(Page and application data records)

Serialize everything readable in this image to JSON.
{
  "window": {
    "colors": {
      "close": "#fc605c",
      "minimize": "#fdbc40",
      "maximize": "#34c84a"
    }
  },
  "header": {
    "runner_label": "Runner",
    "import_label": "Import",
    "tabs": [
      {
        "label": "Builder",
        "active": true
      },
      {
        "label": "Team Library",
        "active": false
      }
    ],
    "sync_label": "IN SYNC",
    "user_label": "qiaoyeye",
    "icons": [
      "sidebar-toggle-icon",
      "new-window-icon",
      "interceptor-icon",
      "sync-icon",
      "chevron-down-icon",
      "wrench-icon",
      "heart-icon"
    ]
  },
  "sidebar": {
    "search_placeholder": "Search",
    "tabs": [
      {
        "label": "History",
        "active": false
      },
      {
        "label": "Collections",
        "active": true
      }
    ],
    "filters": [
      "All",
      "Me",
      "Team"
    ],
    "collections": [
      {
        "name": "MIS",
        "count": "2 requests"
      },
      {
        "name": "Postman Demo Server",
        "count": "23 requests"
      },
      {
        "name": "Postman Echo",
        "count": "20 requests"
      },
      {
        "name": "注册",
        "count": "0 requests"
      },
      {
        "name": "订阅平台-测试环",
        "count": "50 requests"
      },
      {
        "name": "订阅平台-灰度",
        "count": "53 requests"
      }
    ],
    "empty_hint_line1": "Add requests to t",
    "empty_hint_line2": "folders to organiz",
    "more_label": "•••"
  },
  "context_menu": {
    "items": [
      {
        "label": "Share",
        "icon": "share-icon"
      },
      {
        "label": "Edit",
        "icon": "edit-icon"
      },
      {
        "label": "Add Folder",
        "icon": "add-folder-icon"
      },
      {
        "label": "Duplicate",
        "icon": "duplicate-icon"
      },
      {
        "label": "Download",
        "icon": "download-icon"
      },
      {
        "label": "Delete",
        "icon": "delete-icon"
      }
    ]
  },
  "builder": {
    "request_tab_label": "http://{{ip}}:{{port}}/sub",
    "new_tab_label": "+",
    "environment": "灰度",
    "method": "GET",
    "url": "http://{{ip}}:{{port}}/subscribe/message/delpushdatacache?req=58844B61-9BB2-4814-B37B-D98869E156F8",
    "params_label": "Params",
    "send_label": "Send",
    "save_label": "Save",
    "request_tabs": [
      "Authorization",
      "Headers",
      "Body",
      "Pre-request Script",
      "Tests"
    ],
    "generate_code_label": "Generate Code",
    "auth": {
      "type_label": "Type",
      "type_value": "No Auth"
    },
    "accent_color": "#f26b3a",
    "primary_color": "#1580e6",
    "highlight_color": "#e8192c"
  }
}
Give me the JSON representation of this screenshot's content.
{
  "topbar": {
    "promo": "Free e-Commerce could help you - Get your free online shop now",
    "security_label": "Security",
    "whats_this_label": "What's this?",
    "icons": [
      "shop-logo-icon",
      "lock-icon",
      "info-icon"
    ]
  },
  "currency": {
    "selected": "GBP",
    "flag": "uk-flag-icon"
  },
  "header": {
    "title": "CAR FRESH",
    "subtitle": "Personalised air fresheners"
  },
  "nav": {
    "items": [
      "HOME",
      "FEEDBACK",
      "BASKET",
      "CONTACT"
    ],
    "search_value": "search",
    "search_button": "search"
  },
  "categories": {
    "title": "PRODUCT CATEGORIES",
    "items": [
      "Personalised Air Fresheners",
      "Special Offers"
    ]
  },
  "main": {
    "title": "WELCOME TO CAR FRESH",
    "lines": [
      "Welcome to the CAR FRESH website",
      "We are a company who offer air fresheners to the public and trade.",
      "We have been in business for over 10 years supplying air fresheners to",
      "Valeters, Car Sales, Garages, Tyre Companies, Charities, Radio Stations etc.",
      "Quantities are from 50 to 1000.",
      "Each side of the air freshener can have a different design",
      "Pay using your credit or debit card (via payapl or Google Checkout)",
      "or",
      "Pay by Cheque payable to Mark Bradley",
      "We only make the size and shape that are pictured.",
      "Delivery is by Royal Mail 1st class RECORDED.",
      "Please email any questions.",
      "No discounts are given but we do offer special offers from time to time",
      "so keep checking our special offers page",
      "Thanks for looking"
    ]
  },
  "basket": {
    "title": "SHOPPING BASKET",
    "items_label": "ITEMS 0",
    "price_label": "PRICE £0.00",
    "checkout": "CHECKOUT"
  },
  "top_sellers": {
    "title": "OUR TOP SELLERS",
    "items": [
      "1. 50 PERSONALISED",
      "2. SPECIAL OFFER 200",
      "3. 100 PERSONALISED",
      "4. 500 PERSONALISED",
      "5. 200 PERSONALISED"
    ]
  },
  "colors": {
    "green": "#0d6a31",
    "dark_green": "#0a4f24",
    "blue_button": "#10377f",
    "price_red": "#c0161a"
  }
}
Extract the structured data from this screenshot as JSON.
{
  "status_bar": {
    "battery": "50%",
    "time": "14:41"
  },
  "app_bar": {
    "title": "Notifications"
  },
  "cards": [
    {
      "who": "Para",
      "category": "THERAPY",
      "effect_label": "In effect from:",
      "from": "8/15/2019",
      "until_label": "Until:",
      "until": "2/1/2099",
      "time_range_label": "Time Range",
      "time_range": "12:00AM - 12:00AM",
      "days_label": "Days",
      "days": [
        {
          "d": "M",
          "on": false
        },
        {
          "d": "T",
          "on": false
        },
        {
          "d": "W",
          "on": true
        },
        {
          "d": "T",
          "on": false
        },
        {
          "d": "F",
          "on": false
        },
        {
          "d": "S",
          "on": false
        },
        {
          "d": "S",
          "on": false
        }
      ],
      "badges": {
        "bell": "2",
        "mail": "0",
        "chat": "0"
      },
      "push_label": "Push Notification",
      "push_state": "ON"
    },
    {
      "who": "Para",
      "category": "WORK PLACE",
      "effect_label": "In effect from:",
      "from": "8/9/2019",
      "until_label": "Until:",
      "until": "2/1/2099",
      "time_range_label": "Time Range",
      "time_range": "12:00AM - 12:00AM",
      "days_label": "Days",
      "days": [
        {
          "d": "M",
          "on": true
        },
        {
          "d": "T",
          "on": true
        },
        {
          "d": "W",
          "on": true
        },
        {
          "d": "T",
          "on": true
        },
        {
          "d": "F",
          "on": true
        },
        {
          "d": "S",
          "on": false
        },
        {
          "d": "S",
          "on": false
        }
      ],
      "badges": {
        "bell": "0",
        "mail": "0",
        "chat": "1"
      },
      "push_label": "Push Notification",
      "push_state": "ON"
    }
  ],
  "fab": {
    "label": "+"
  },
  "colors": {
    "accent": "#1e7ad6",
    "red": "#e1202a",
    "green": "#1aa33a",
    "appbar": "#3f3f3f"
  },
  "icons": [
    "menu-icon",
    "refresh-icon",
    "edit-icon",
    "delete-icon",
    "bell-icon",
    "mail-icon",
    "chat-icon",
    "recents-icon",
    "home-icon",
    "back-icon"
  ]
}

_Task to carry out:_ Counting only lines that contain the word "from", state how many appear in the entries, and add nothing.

_Response area:_ 7